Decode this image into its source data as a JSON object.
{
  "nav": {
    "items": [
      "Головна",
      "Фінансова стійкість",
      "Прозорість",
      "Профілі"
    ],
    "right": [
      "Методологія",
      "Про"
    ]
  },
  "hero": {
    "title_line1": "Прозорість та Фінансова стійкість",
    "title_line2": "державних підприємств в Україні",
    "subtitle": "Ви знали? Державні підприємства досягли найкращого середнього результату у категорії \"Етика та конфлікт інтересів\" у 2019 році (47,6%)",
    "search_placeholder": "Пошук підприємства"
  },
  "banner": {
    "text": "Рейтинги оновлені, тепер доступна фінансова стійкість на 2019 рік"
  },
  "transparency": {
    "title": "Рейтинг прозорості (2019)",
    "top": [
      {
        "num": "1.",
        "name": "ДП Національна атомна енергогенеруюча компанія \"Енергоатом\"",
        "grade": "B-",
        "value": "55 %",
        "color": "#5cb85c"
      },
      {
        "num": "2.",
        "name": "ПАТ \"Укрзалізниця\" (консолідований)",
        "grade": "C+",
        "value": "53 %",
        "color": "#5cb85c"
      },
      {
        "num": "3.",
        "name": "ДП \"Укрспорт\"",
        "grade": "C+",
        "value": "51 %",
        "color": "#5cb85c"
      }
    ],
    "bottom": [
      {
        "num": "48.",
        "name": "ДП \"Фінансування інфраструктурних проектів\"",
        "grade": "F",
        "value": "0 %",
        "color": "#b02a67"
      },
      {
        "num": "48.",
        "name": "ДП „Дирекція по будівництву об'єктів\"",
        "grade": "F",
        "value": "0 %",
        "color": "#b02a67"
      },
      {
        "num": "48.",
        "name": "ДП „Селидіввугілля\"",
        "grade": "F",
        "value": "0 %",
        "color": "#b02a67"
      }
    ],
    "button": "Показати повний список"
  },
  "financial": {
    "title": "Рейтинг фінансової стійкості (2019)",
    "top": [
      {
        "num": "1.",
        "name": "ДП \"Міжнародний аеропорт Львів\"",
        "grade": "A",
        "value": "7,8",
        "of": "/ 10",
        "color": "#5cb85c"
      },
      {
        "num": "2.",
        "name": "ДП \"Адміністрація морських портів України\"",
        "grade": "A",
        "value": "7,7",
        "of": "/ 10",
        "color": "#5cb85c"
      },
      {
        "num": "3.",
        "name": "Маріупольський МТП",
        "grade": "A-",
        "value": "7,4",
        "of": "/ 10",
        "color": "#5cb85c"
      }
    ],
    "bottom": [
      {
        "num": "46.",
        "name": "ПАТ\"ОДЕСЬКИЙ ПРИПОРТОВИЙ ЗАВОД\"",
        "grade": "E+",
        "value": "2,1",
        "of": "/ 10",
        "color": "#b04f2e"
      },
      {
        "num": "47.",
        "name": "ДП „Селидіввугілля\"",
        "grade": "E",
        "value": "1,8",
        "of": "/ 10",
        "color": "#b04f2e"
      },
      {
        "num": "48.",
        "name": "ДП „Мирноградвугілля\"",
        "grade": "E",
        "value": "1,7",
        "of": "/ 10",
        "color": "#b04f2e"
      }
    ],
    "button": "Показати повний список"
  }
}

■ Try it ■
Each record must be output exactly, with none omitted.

■ Exercise solution ■
Decode this image into its source data as a JSON object.
{
  "nav": {
    "items": [
      "Головна",
      "Фінансова стійкість",
      "Прозорість",
      "Профілі"
    ],
    "right": [
      "Методологія",
      "Про"
    ]
  },
  "hero": {
    "title_line1": "Прозорість та Фінансова стійкість",
    "title_line2": "державних підприємств в Україні",
    "subtitle": "Ви знали? Державні підприємства досягли найкращого середнього результату у категорії \"Етика та конфлікт інтересів\" у 2019 році (47,6%)",
    "search_placeholder": "Пошук підприємства"
  },
  "banner": {
    "text": "Рейтинги оновлені, тепер доступна фінансова стійкість на 2019 рік"
  },
  "transparency": {
    "title": "Рейтинг прозорості (2019)",
    "top": [
      {
        "num": "1.",
        "name": "ДП Національна атомна енергогенеруюча компанія \"Енергоатом\"",
        "grade": "B-",
        "value": "55 %",
        "color": "#5cb85c"
      },
      {
        "num": "2.",
        "name": "ПАТ \"Укрзалізниця\" (консолідований)",
        "grade": "C+",
        "value": "53 %",
        "color": "#5cb85c"
      },
      {
        "num": "3.",
        "name": "ДП \"Укрспорт\"",
        "grade": "C+",
        "value": "51 %",
        "color": "#5cb85c"
      }
    ],
    "bottom": [
      {
        "num": "48.",
        "name": "ДП \"Фінансування інфраструктурних проектів\"",
        "grade": "F",
        "value": "0 %",
        "color": "#b02a67"
      },
      {
        "num": "48.",
        "name": "ДП „Дирекція по будівництву об'єктів\"",
        "grade": "F",
        "value": "0 %",
        "color": "#b02a67"
      },
      {
        "num": "48.",
        "name": "ДП „Селидіввугілля\"",
        "grade": "F",
        "value": "0 %",
        "color": "#b02a67"
      }
    ],
    "button": "Показати повний список"
  },
  "financial": {
    "title": "Рейтинг фінансової стійкості (2019)",
    "top": [
      {
        "num": "1.",
        "name": "ДП \"Міжнародний аеропорт Львів\"",
        "grade": "A",
        "value": "7,8",
        "of": "/ 10",
        "color": "#5cb85c"
      },
      {
        "num": "2.",
        "name": "ДП \"Адміністрація морських портів України\"",
        "grade": "A",
        "value": "7,7",
        "of": "/ 10",
        "color": "#5cb85c"
      },
      {
        "num": "3.",
        "name": "Маріупольський МТП",
        "grade": "A-",
        "value": "7,4",
        "of": "/ 10",
        "color": "#5cb85c"
      }
    ],
    "bottom": [
      {
        "num": "46.",
        "name": "ПАТ\"ОДЕСЬКИЙ ПРИПОРТОВИЙ ЗАВОД\"",
        "grade": "E+",
        "value": "2,1",
        "of": "/ 10",
        "color": "#b04f2e"
      },
      {
        "num": "47.",
        "name": "ДП „Селидіввугілля\"",
        "grade": "E",
        "value": "1,8",
        "of": "/ 10",
        "color": "#b04f2e"
      },
      {
        "num": "48.",
        "name": "ДП „Мирноградвугілля\"",
        "grade": "E",
        "value": "1,7",
        "of": "/ 10",
        "color": "#b04f2e"
      }
    ],
    "button": "Показати повний список"
  }
}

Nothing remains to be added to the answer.